FALMOUTH — Caitlin Bernard knew she wouldn’t leave when she first set foot inside Maine State Ballet.
Sixteen years and dozens of performances later, she will take the stage this weekend as the company presents a rare performance of the classic ballet “Swan Lake” at Portland’s Merrill Auditorium. Bernard, a company member, will dance in the first and third acts.
Despite her success on stage, Bernard’s journey has not been without adversity. At age 8 she was diagnosed with Madelung’s deformity in her wrists. Since then, she has had nine surgeries to correct the deformity, which is caused when bones in each wrist stopped growing.
Bernard said she has had two surgeries every two years since she turned 10. She scheduled her most recent surgery in December to take place after “The Nutcracker” and her school final exams, but with enough recovery time to perform in “Swan Lake.”
“Dancing has helped me get through my deformity and all these serious surgeries,” she said, noting wearing casts while dancing gives her extra “whipping power” while spinning.
Maine State Ballet Director Linda MacArthur Miele, who has known Bernard since she began at Maine State Ballet at age 4, said the young ballerina brings “an amazing energy” to the company.
“She has a love and a passion for dance, and she’d had that since she was a little girl,” she said. “She just has that kind of personality where (these surgeries) won’t get her down. She’s cheerful and grateful.”
Bernard began studying with Maine State Ballet after watching her older sister, Sarah, in dance classes.
“I would sit on the floor in the corner to watch her class and teach myself,” said Bernard, a 20-year-old Portland resident and University of Southern Maine student who is studying to be a kindergarten teacher. “I would not be here if it wasn’t for my sister.”
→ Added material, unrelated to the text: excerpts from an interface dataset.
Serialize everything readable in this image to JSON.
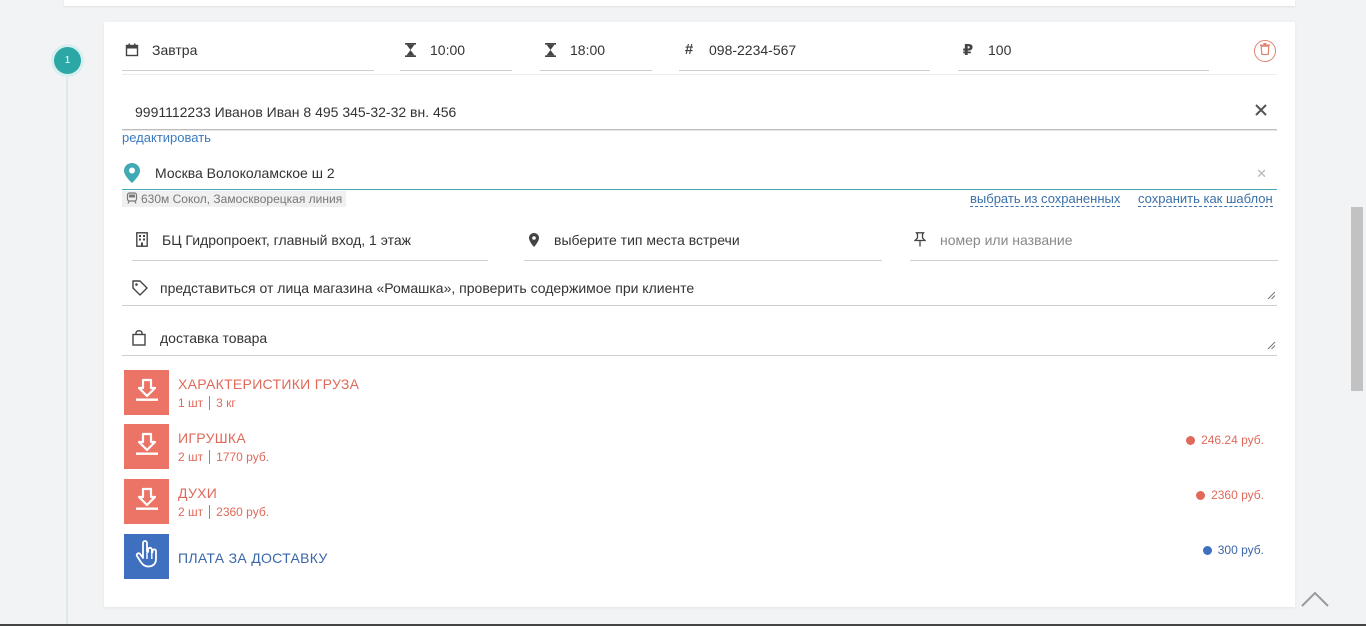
{
  "step": {
    "number": "1"
  },
  "form": {
    "date": "Завтра",
    "time_from": "10:00",
    "time_to": "18:00",
    "order_number": "098-2234-567",
    "amount": "100",
    "contact": "9991112233 Иванов Иван 8 495 345-32-32 вн. 456",
    "edit_label": "редактировать",
    "address": "Москва Волоколамское ш 2",
    "metro": "630м Сокол, Замоскворецкая линия",
    "choose_saved_label": "выбрать из сохраненных",
    "save_template_label": "сохранить как шаблон",
    "building": "БЦ Гидропроект, главный вход, 1 этаж",
    "meeting_type_placeholder": "выберите тип места встречи",
    "place_placeholder": "номер или название",
    "note": "представиться от лица магазина «Ромашка», проверить содержимое при клиенте",
    "description": "доставка товара"
  },
  "items": [
    {
      "title": "ХАРАКТЕРИСТИКИ ГРУЗА",
      "qty": "1 шт",
      "detail": "3 кг",
      "price": "",
      "icon": "download-icon",
      "color": "#ec7466"
    },
    {
      "title": "ИГРУШКА",
      "qty": "2 шт",
      "detail": "1770 руб.",
      "price": "246.24 руб.",
      "icon": "download-icon",
      "color": "#ec7466"
    },
    {
      "title": "ДУХИ",
      "qty": "2 шт",
      "detail": "2360 руб.",
      "price": "2360 руб.",
      "icon": "download-icon",
      "color": "#ec7466"
    },
    {
      "title": "ПЛАТА ЗА ДОСТАВКУ",
      "qty": "",
      "detail": "",
      "price": "300 руб.",
      "icon": "hand-pointer-icon",
      "color": "#3f6fbf"
    }
  ],
  "colors": {
    "accent": "#2ba7a5",
    "cargo": "#ec7466",
    "delivery": "#3f6fbf",
    "link": "#3a7bbf"
  }
}
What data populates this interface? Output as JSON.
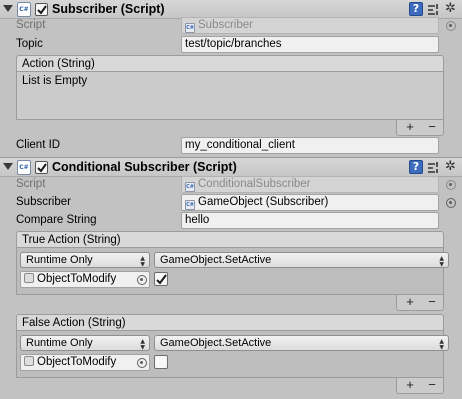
{
  "subscriber": {
    "title": "Subscriber (Script)",
    "icon_text": "C#",
    "enabled": true,
    "script_label": "Script",
    "script_value": "Subscriber",
    "topic_label": "Topic",
    "topic_value": "test/topic/branches",
    "event_header": "Action (String)",
    "empty_text": "List is Empty",
    "client_id_label": "Client ID",
    "client_id_value": "my_conditional_client"
  },
  "conditional": {
    "title": "Conditional Subscriber (Script)",
    "icon_text": "C#",
    "enabled": true,
    "script_label": "Script",
    "script_value": "ConditionalSubscriber",
    "subscriber_label": "Subscriber",
    "subscriber_value": "GameObject (Subscriber)",
    "compare_label": "Compare String",
    "compare_value": "hello",
    "true_action": {
      "header": "True Action (String)",
      "runtime": "Runtime Only",
      "function": "GameObject.SetActive",
      "target": "ObjectToModify",
      "value_checked": true
    },
    "false_action": {
      "header": "False Action (String)",
      "runtime": "Runtime Only",
      "function": "GameObject.SetActive",
      "target": "ObjectToModify",
      "value_checked": false
    }
  },
  "buttons": {
    "add": "+",
    "remove": "−",
    "help": "?",
    "gear": "✲"
  },
  "colors": {
    "help_blue": "#3d6cbf",
    "header": "#d0d0d0",
    "background": "#c2c2c2"
  }
}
Bernard’s love of dance grew as she increased the frequency of classes and began performing in ballets like “The Nutcracker.”
“I’ve just loved it ever since I was a kid. I wanted to be here all the time,” she said last week as she waited for a dance class she teaches to begin. “… When I get on stage I get to be a whole (different) person in a whole different world. It’s freeing.”
Miele calls Bernard “a cheerleader for Maine State Ballet,” who consistently demonstrates maturity and confidence on stage. She said Bernard’s young dance students look up to her and are always eager for class to begin.
“I’d say her optimism is contagious,” Miele said. “She walks into the room and everyone is happy.”
Bernard said it is easy to stay optimistic about her future despite her surgeries because of the support of her “family” at Maine State Ballet and her parents, Barry Bernard and Ann Goodridge.
She also said it is easy to balance her many rehearsals with college courses and studying because she loves the moment she steps on stage to dance.
“It’s an adrenaline rush, but at the same time it feels completely natural to me,” Bernard said. “It’s the place I’m happiest.”
Caitlin Bernard, a Portland resident and company member at Maine State Ballet, will dance in “Swan Lake” this weekend at Merrill Auditorium in Portland. Bernard has been dancing singe age 4 despite a series of surgeries to correct bone deformities in her wrists.
Performances of “Swan Lake” are scheduled for 2 p.m. Saturday, March 31, and Sunday, April 1, at Merrill Auditorium in Portland.
This is the first Maine performance of “Swan Lake” in six years, according to Linda MacArthur Miele, director of Maine State Ballet. The Falmouth-based company’s presentation showcases 85 advanced students and professional dancers.